▸ TASK OBJECTIVE
Where a line in the material below has the string "label", please report it.
=== Section Start ===
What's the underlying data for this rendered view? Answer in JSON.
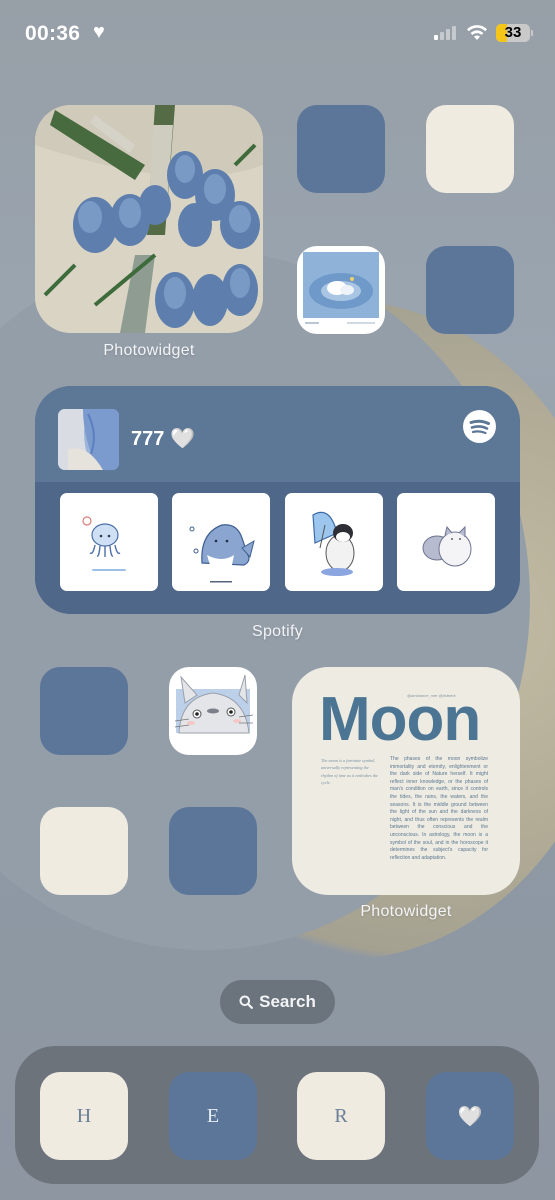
{
  "status_bar": {
    "time": "00:36",
    "time_suffix_icon": "heart-icon",
    "signal_bars_active": 1,
    "signal_bars_total": 4,
    "wifi": "connected",
    "battery_percent": "33",
    "battery_level": 0.33,
    "low_power_mode": true
  },
  "colors": {
    "accent_blue": "#5c7699",
    "cream": "#efebe1",
    "dock": "#6c737b",
    "battery_yellow": "#f5c518",
    "moon_title": "#4c7593"
  },
  "home": {
    "photowidget_top": {
      "label": "Photowidget",
      "image": "blue tulips bouquet photo"
    },
    "top_right_icons": [
      {
        "name": "blue-app-icon",
        "style": "blue"
      },
      {
        "name": "cream-app-icon",
        "style": "cream"
      },
      {
        "name": "sleeping-character-app-icon",
        "style": "image"
      },
      {
        "name": "blue-app-icon-2",
        "style": "blue"
      }
    ],
    "spotify_widget": {
      "label": "Spotify",
      "track_title": "777",
      "track_emoji": "🤍",
      "logo_icon": "spotify-icon",
      "thumbnails": [
        {
          "name": "jellyfish-sticker"
        },
        {
          "name": "shark-sticker"
        },
        {
          "name": "penguin-umbrella-sticker"
        },
        {
          "name": "fluffy-cat-sticker"
        }
      ]
    },
    "middle_left_icons": [
      {
        "name": "blue-app-icon-3",
        "style": "blue"
      },
      {
        "name": "totoro-app-icon",
        "style": "image"
      },
      {
        "name": "cream-app-icon-2",
        "style": "cream"
      },
      {
        "name": "blue-app-icon-4",
        "style": "blue"
      }
    ],
    "moon_widget": {
      "label": "Photowidget",
      "credit": "@ambiance_mer @itsfnerk",
      "title": "Moon",
      "side_text": "The moon is a feminine symbol, universally representing the rhythm of time as it embodies the cycle.",
      "body_text": "The phases of the moon symbolize immortality and eternity, enlightenment or the dark side of Nature herself. It might reflect inner knowledge, or the phases of man's condition on earth, since it controls the tides, the rains, the waters, and the seasons. It is the middle ground between the light of the sun and the darkness of night, and thus often represents the realm between the conscious and the unconscious. In astrology, the moon is a symbol of the soul, and in the horoscope it determines the subject's capacity for reflection and adaptation."
    },
    "search": {
      "label": "Search",
      "icon": "search-icon"
    }
  },
  "dock": {
    "apps": [
      {
        "label": "H",
        "style": "cream"
      },
      {
        "label": "E",
        "style": "blue"
      },
      {
        "label": "R",
        "style": "cream"
      },
      {
        "label": "🤍",
        "style": "blue"
      }
    ]
  }
}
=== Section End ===
▸ SOLUTION
      "label": "Photowidget",
      "label": "Spotify",
      "label": "Photowidget",
      "label": "Search",
        "label": "H",
        "label": "E",
        "label": "R",
        "label": "🤍",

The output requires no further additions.